Marshall Nirenberg, Har Gobind Khorana, and Robert Holley shared the 1968 Nobel Prize for Physiology and Medicine. Nirenberg and Khorana cracked the genetic code. Holley sequenced and deduced the structure of the first tRNA molecule.
Har Gobind Khorana (1922-2011)
Har Khorana was born in Raipur, West Pakistan. His father was a clerk in the British Indian government. Although the family was not well-to-do, Khorana's father made sure that his children had an education.
Khorana went to Punjab University in Lahore and graduated with a Master of Science. In 1945, a fellowship from the government of India gave him the opportunity to study abroad. He went to the University of Liverpool where he obtained his doctorate.
Khorana spent the next few years doing post-doctorate work, first at the Eidgenössische Technische Hochschule in Zurich, then at Cambridge University with G. W. Kenner and Lord Alexander R. Todd. It was at Cambridge that Khorana developed an interest in proteins and nucleic acids.
In 1952, Khorana was offered a job at the University of British Columbia where he was able to work fairly independently on various research projects involving phosphate esters and nucleic acids. The work on the chemical synthesis of ribotrinucleotides for protein synthesis was initiated at this time.

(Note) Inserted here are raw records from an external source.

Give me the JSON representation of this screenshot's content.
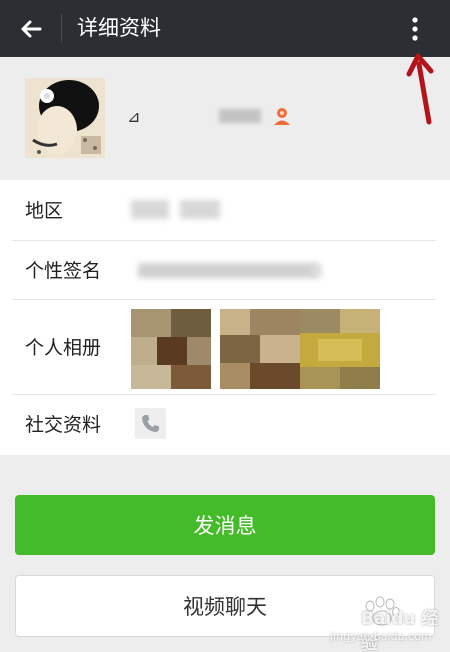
{
  "header": {
    "title": "详细资料",
    "back_icon": "arrow-left-icon",
    "more_icon": "more-vertical-icon"
  },
  "profile": {
    "gender_mark": "⊿",
    "nickname_blurred": "",
    "contact_icon": "person-icon"
  },
  "details": {
    "rows": [
      {
        "label": "地区",
        "value_blurred": ""
      },
      {
        "label": "个性签名",
        "value_blurred": ""
      },
      {
        "label": "个人相册"
      },
      {
        "label": "社交资料",
        "icon": "phone-icon"
      }
    ]
  },
  "actions": {
    "send_message": "发消息",
    "video_chat": "视频聊天"
  },
  "watermark": {
    "text": "Baidu 经验",
    "sub": "jingyan.baidu.com"
  },
  "colors": {
    "topbar": "#2b2f33",
    "accent_green": "#44bb29",
    "annotation_red": "#b3141c",
    "contact_icon_orange": "#f26b3a"
  }
}
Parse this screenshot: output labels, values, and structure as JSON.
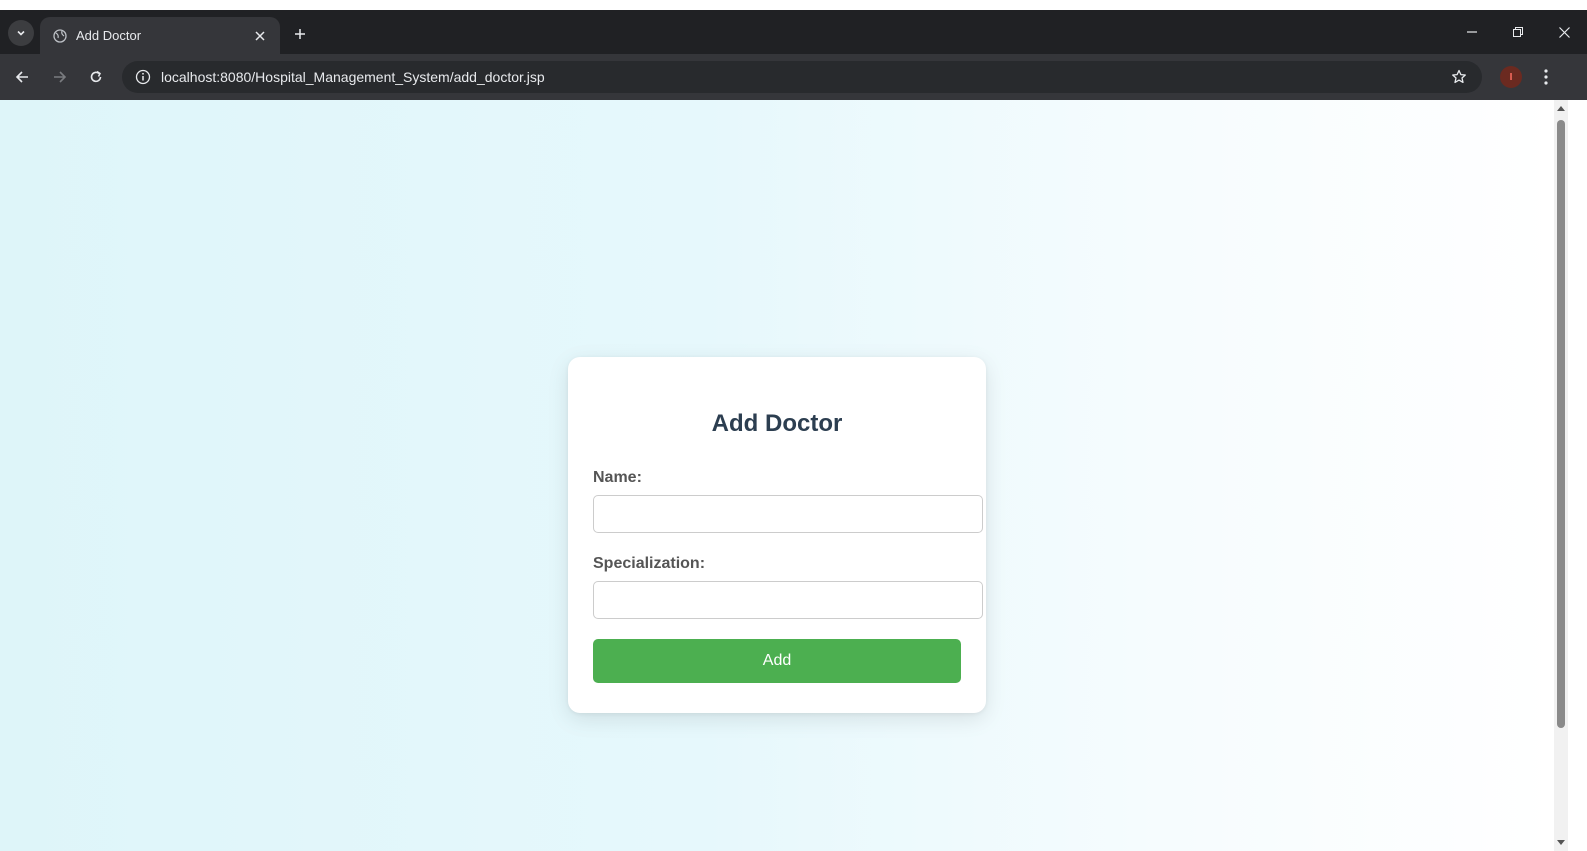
{
  "browser": {
    "tab": {
      "title": "Add Doctor"
    },
    "address_bar": {
      "url": "localhost:8080/Hospital_Management_System/add_doctor.jsp"
    },
    "profile_initial": "I"
  },
  "form": {
    "title": "Add Doctor",
    "name_label": "Name:",
    "name_value": "",
    "specialization_label": "Specialization:",
    "specialization_value": "",
    "submit_label": "Add"
  },
  "colors": {
    "accent_button": "#4caf50",
    "title_text": "#2c3e50",
    "browser_frame": "#202124"
  }
}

In 1960, Khorana accepted a position in the Institute for Enzyme Research at the University of Wisconsin. He continued working on nucleotide synthesis and cracking the genetic code. For this work Khorana shared the 1968 Nobel Prize in Physiology or Medicine with Robert Holley and Marshall Nirenberg.
From 1970 until his retirement in 2007, Khorana was the Alfred P. Sloan Professor of Biology and Chemistry at the Massachusetts Institute of Technology. The Khorana Program was founded in his honor in 2007 by the University of Wisconsin-Madison, the Government of India, and the Indo-US Science and Technology Forum, with the mission to build a community of scientists, industrialists, and social entrepreneurs in the United States and India.
Modern methods used to synthesize oligonucleotide PCR primers are still based on the principles of Khorana's method to make defined sequences of DNA for his experiments.
Why is redundancy built into the genetic code? Why not just have the "extra" codons not code for anything at all?